Information —
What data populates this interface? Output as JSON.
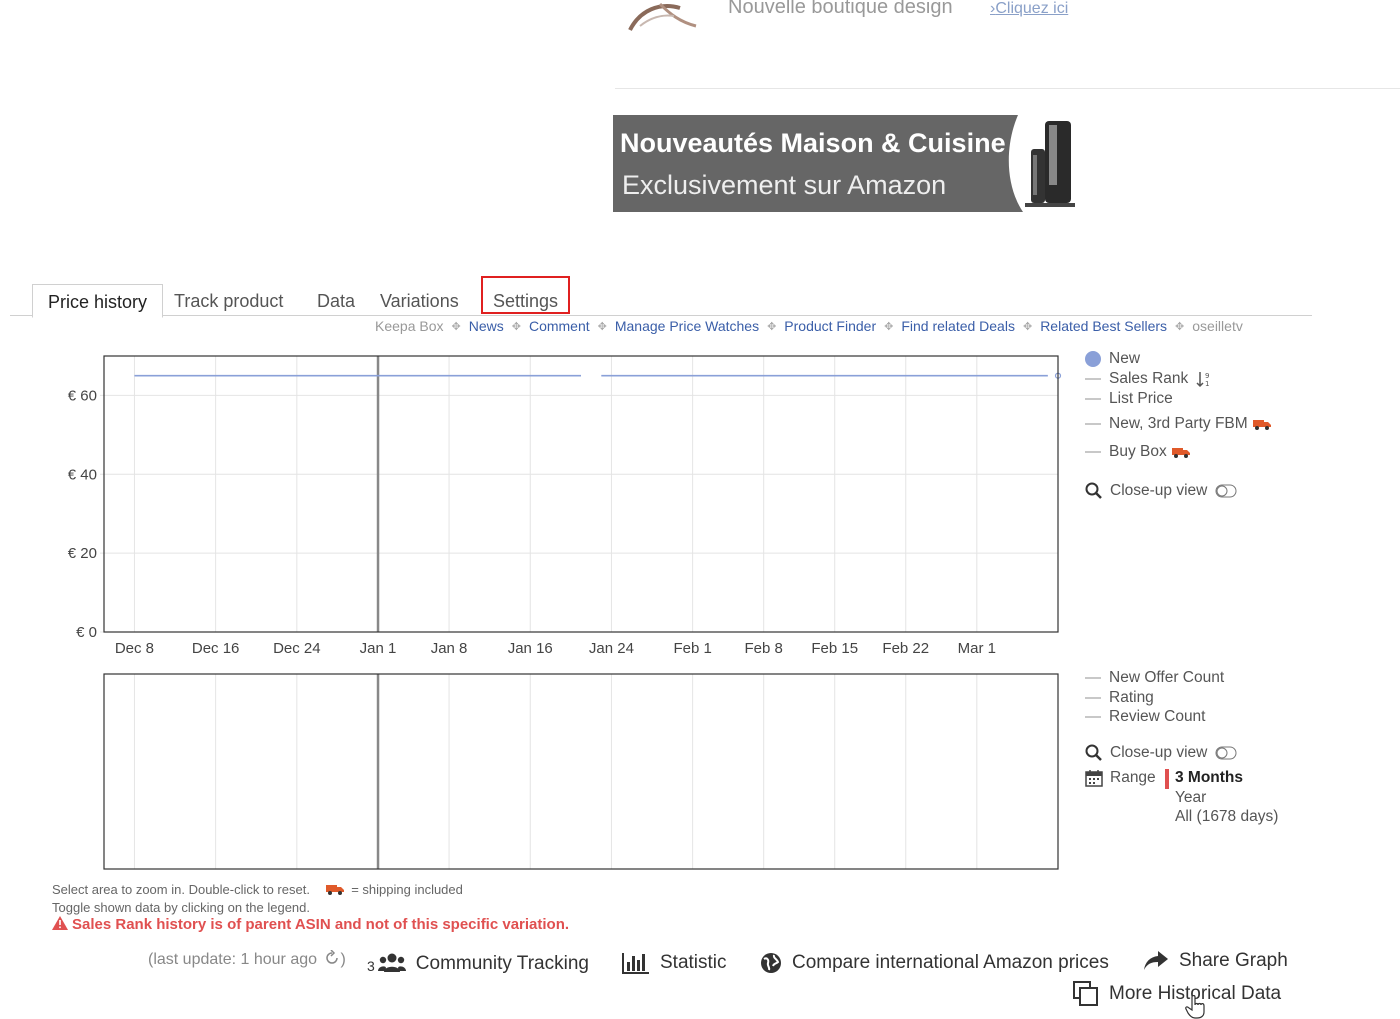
{
  "top_promo": {
    "text": "Nouvelle boutique design",
    "link": "Cliquez ici",
    "link_prefix": "›"
  },
  "banner": {
    "title": "Nouveautés Maison & Cuisine",
    "subtitle": "Exclusivement sur Amazon"
  },
  "tabs": [
    {
      "label": "Price history",
      "active": true
    },
    {
      "label": "Track product"
    },
    {
      "label": "Data"
    },
    {
      "label": "Variations"
    },
    {
      "label": "Settings",
      "highlighted": true
    }
  ],
  "links": [
    {
      "label": "Keepa Box",
      "muted": true
    },
    {
      "label": "News"
    },
    {
      "label": "Comment"
    },
    {
      "label": "Manage Price Watches"
    },
    {
      "label": "Product Finder"
    },
    {
      "label": "Find related Deals"
    },
    {
      "label": "Related Best Sellers"
    },
    {
      "label": "oseilletv",
      "muted": true
    }
  ],
  "chart_data": [
    {
      "type": "line",
      "x_tick_labels": [
        "Dec 8",
        "Dec 16",
        "Dec 24",
        "Jan 1",
        "Jan 8",
        "Jan 16",
        "Jan 24",
        "Feb 1",
        "Feb 8",
        "Feb 15",
        "Feb 22",
        "Mar 1"
      ],
      "y_tick_labels": [
        "€ 0",
        "€ 20",
        "€ 40",
        "€ 60"
      ],
      "y_ticks": [
        0,
        20,
        40,
        60
      ],
      "ylim": [
        0,
        70
      ],
      "grid": true,
      "series": [
        {
          "name": "New",
          "color": "#8aa0d8",
          "segments": [
            {
              "x_from": "Dec 8",
              "x_to": "Jan 21",
              "y": 65
            },
            {
              "x_from": "Jan 23",
              "x_to": "Mar 8",
              "y": 65
            }
          ]
        }
      ]
    }
  ],
  "legend_main": {
    "new": "New",
    "sales_rank": "Sales Rank",
    "list_price": "List Price",
    "third_party": "New, 3rd Party FBM",
    "buy_box": "Buy Box",
    "closeup": "Close-up view"
  },
  "legend_sub": {
    "offer_count": "New Offer Count",
    "rating": "Rating",
    "review_count": "Review Count",
    "closeup": "Close-up view",
    "range_label": "Range",
    "range_options": [
      "3 Months",
      "Year",
      "All (1678 days)"
    ],
    "range_selected": "3 Months"
  },
  "notes": {
    "zoom": "Select area to zoom in. Double-click to reset.",
    "shipping": "= shipping included",
    "toggle": "Toggle shown data by clicking on the legend.",
    "warning": "Sales Rank history is of parent ASIN and not of this specific variation."
  },
  "footer": {
    "last_update": "(last update: 1 hour ago",
    "last_update_end": ")",
    "community_count": "3",
    "community": "Community Tracking",
    "statistic": "Statistic",
    "compare": "Compare international Amazon prices",
    "share": "Share Graph",
    "more": "More Historical Data"
  },
  "colors": {
    "accent": "#3a5ea8",
    "warning": "#e05050",
    "highlight_border": "#e02020",
    "series_new": "#8aa0d8"
  }
}
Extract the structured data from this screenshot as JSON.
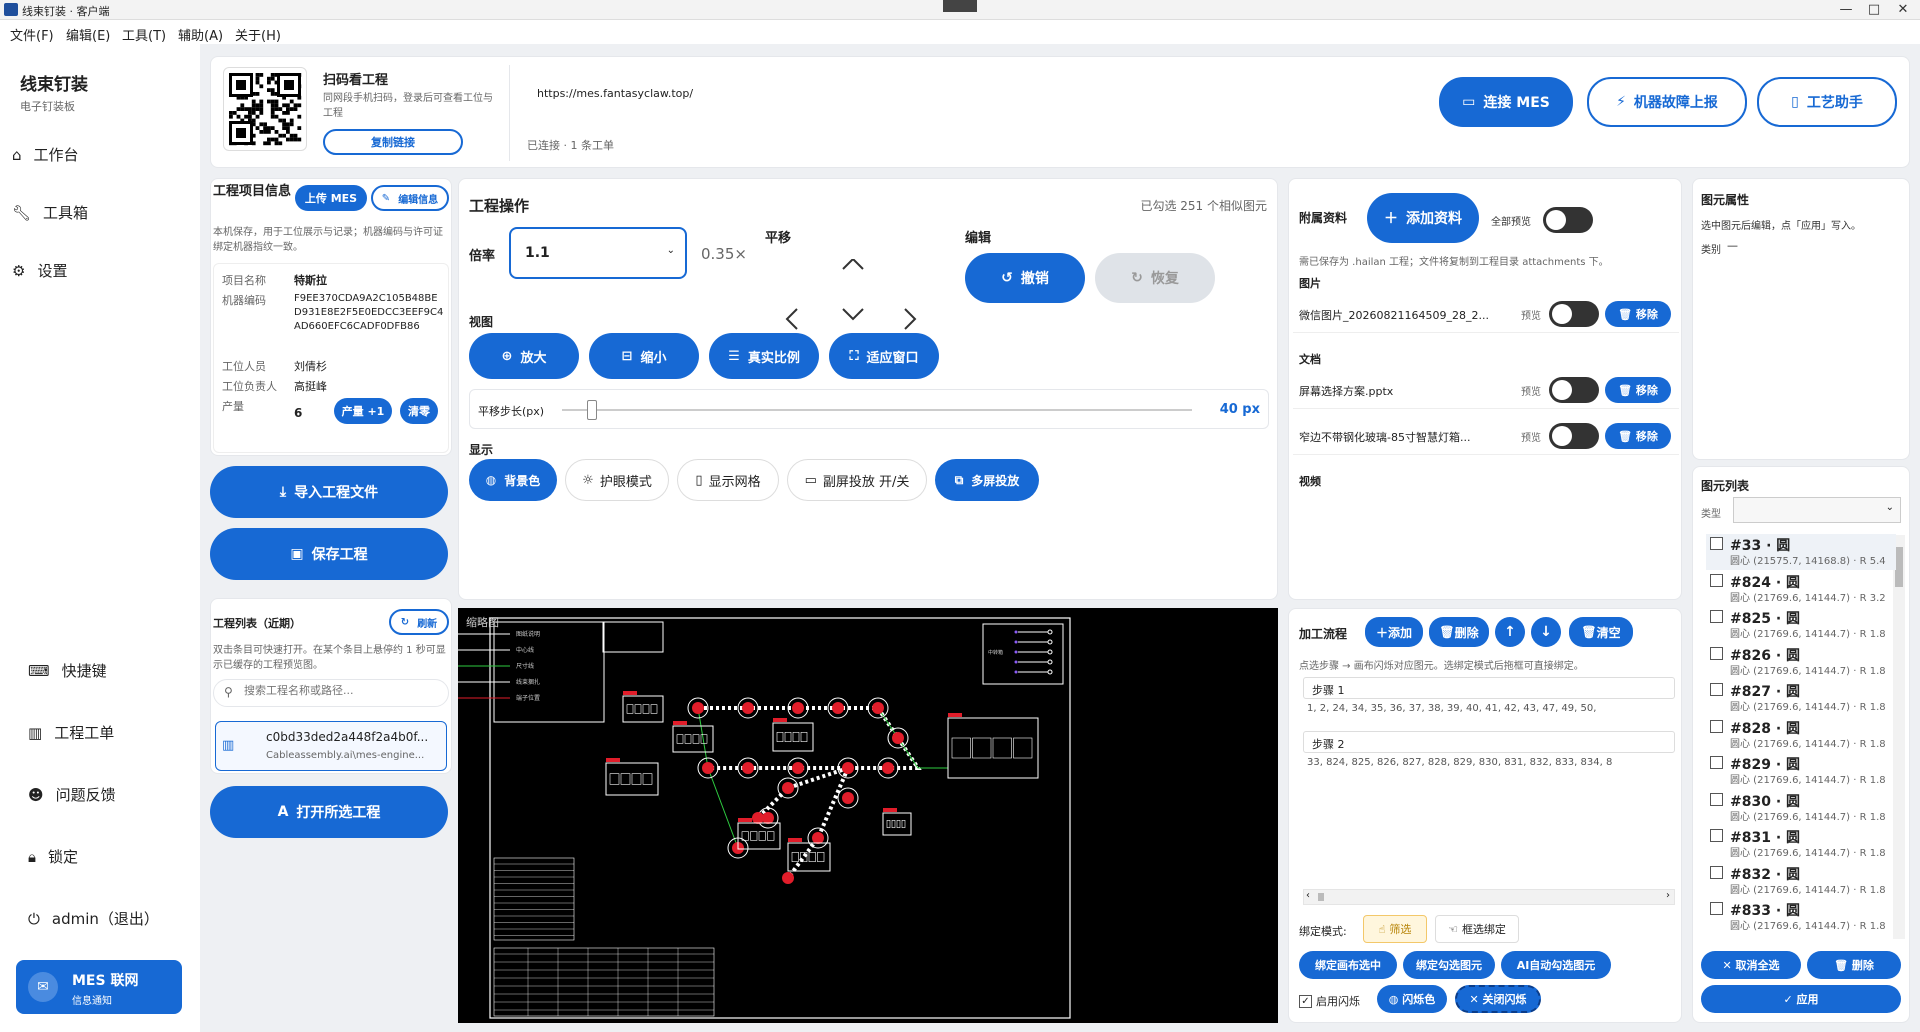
{
  "window": {
    "title": "线束钉装 · 客户端",
    "min": "—",
    "max": "□",
    "close": "✕"
  },
  "menu": [
    "文件(F)",
    "编辑(E)",
    "工具(T)",
    "辅助(A)",
    "关于(H)"
  ],
  "brand": {
    "title": "线束钉装",
    "subtitle": "电子钉装板"
  },
  "nav": {
    "workbench": "工作台",
    "toolbox": "工具箱",
    "settings": "设置",
    "shortcuts": "快捷键",
    "workorders": "工程工单",
    "feedback": "问题反馈",
    "lock": "锁定",
    "user": "admin（退出）"
  },
  "mes_notice": {
    "title": "MES 联网",
    "sub": "信息通知"
  },
  "scan": {
    "title": "扫码看工程",
    "desc": "同网段手机扫码，登录后可查看工位与工程",
    "copy": "复制链接",
    "url": "https://mes.fantasyclaw.top/",
    "status": "已连接 · 1 条工单"
  },
  "top_buttons": {
    "connect": "连接 MES",
    "report": "机器故障上报",
    "assist": "工艺助手"
  },
  "project_info": {
    "title": "工程项目信息",
    "upload": "上传 MES",
    "edit": "编辑信息",
    "desc": "本机保存，用于工位展示与记录；机器编码与许可证绑定机器指纹一致。",
    "name_label": "项目名称",
    "name": "特斯拉",
    "code_label": "机器编码",
    "code": "F9EE370CDA9A2C105B48BED931E8E2F5E0EDCC3EEF9C4AD660EFC6CADF0DFB86",
    "worker_label": "工位人员",
    "worker": "刘倩杉",
    "lead_label": "工位负责人",
    "lead": "高挺峰",
    "output_label": "产量",
    "output": "6",
    "plus": "产量 +1",
    "clear": "清零"
  },
  "actions": {
    "import": "导入工程文件",
    "save": "保存工程",
    "open": "打开所选工程"
  },
  "project_list": {
    "title": "工程列表（近期）",
    "refresh": "刷新",
    "desc": "双击条目可快速打开。在某个条目上悬停约 1 秒可显示已缓存的工程预览图。",
    "search_placeholder": "搜索工程名称或路径...",
    "item_title": "c0bd33ded2a448f2a4b0f...",
    "item_path": "Cableassembly.ai\\mes-engine..."
  },
  "ops": {
    "title": "工程操作",
    "selected": "已勾选 251 个相似图元",
    "zoom_label": "倍率",
    "zoom_value": "1.1",
    "scale": "0.35×",
    "pan": "平移",
    "edit": "编辑",
    "undo": "撤销",
    "redo": "恢复",
    "view": "视图",
    "zoom_in": "放大",
    "zoom_out": "缩小",
    "real": "真实比例",
    "fit": "适应窗口",
    "step_label": "平移步长(px)",
    "step_value": "40 px",
    "step_fraction": 0.04,
    "display": "显示",
    "bg": "背景色",
    "eye": "护眼模式",
    "grid": "显示网格",
    "second": "副屏投放 开/关",
    "multi": "多屏投放"
  },
  "attachments": {
    "title": "附属资料",
    "add": "添加资料",
    "preview_all": "全部预览",
    "desc": "需已保存为 .hailan 工程；文件将复制到工程目录 attachments 下。",
    "images": "图片",
    "docs": "文档",
    "video": "视频",
    "preview": "预览",
    "remove": "移除",
    "files": [
      "微信图片_20260821164509_28_2...",
      "屏幕选择方案.pptx",
      "窄边不带钢化玻璃-85寸智慧灯箱..."
    ]
  },
  "process": {
    "title": "加工流程",
    "add": "添加",
    "delete": "删除",
    "clear": "清空",
    "desc": "点选步骤 → 画布闪烁对应图元。选绑定模式后拖框可直接绑定。",
    "steps": [
      {
        "name": "步骤 1",
        "ids": "1, 2, 24, 34, 35, 36, 37, 38, 39, 40, 41, 42, 43, 47, 49, 50,"
      },
      {
        "name": "步骤 2",
        "ids": "33, 824, 825, 826, 827, 828, 829, 830, 831, 832, 833, 834, 8"
      }
    ],
    "bind_mode": "绑定模式:",
    "filter": "筛选",
    "box_bind": "框选绑定",
    "bind_canvas": "绑定画布选中",
    "bind_checked": "绑定勾选图元",
    "ai_select": "AI自动勾选图元",
    "flash_enable": "启用闪烁",
    "flash_color": "闪烁色",
    "close_flash": "关闭闪烁"
  },
  "props": {
    "title": "图元属性",
    "desc": "选中图元后编辑，点「应用」写入。",
    "type_label": "类别",
    "type_value": "—"
  },
  "elements": {
    "title": "图元列表",
    "type_label": "类型",
    "cancel_all": "取消全选",
    "delete": "删除",
    "apply": "应用",
    "items": [
      {
        "t": "#33 · 圆",
        "s": "圆心 (21575.7, 14168.8) · R 5.4"
      },
      {
        "t": "#824 · 圆",
        "s": "圆心 (21769.6, 14144.7) · R 3.2"
      },
      {
        "t": "#825 · 圆",
        "s": "圆心 (21769.6, 14144.7) · R 1.8"
      },
      {
        "t": "#826 · 圆",
        "s": "圆心 (21769.6, 14144.7) · R 1.8"
      },
      {
        "t": "#827 · 圆",
        "s": "圆心 (21769.6, 14144.7) · R 1.8"
      },
      {
        "t": "#828 · 圆",
        "s": "圆心 (21769.6, 14144.7) · R 1.8"
      },
      {
        "t": "#829 · 圆",
        "s": "圆心 (21769.6, 14144.7) · R 1.8"
      },
      {
        "t": "#830 · 圆",
        "s": "圆心 (21769.6, 14144.7) · R 1.8"
      },
      {
        "t": "#831 · 圆",
        "s": "圆心 (21769.6, 14144.7) · R 1.8"
      },
      {
        "t": "#832 · 圆",
        "s": "圆心 (21769.6, 14144.7) · R 1.8"
      },
      {
        "t": "#833 · 圆",
        "s": "圆心 (21769.6, 14144.7) · R 1.8"
      }
    ]
  },
  "canvas": {
    "thumb_label": "缩略图",
    "legend": [
      "图纸说明",
      "中心线",
      "尺寸线",
      "线束捆扎",
      "端子位置"
    ],
    "side_label": "中转箱"
  },
  "colors": {
    "accent": "#1769d4",
    "canvas_bg": "#000000",
    "wire": "#ffffff",
    "node": "#e11d2a"
  }
}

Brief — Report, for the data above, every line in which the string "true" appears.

Exercise solution —
      "active": true
      "highlighted": true
      "muted": true
      "muted": true
      "grid": true,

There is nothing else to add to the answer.